EXERCISE DIRECTIONS:
Filter the listing down to the lines containing the word "ANTI".

MATERIAL FOR THIS EXERCISE:

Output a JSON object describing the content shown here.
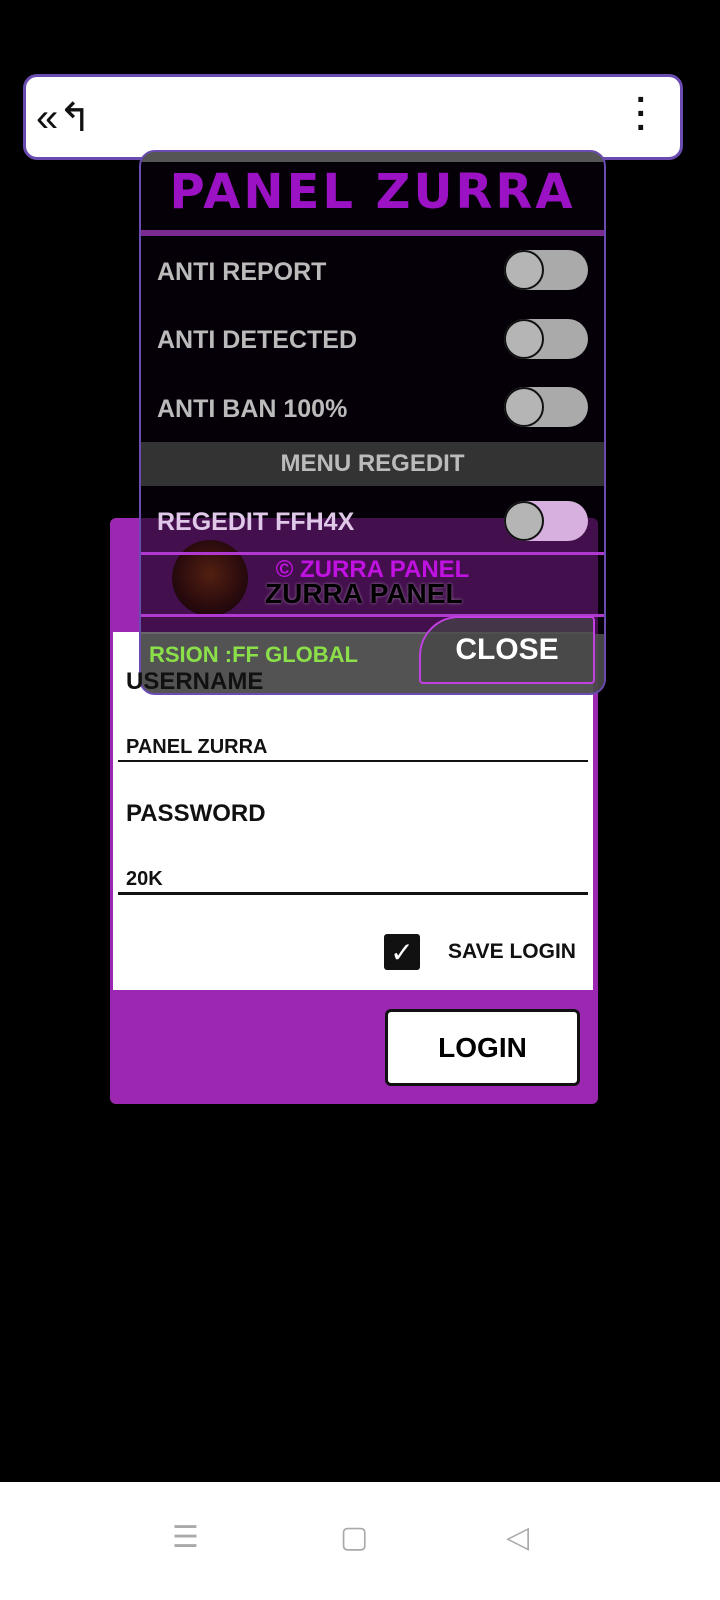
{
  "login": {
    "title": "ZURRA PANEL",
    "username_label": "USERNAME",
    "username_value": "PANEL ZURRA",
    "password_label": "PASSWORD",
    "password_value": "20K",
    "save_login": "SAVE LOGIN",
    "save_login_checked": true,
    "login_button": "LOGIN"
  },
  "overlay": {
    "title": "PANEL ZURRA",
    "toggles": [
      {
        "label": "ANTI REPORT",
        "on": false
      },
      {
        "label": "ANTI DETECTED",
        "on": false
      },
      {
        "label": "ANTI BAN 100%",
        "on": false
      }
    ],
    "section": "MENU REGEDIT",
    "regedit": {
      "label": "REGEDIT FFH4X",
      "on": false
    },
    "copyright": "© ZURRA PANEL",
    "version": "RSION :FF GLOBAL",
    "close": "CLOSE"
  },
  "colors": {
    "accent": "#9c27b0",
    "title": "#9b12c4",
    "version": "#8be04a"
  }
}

SOLUTION FOR THIS EXERCISE:
        "label": "ANTI REPORT",
        "label": "ANTI DETECTED",
        "label": "ANTI BAN 100%",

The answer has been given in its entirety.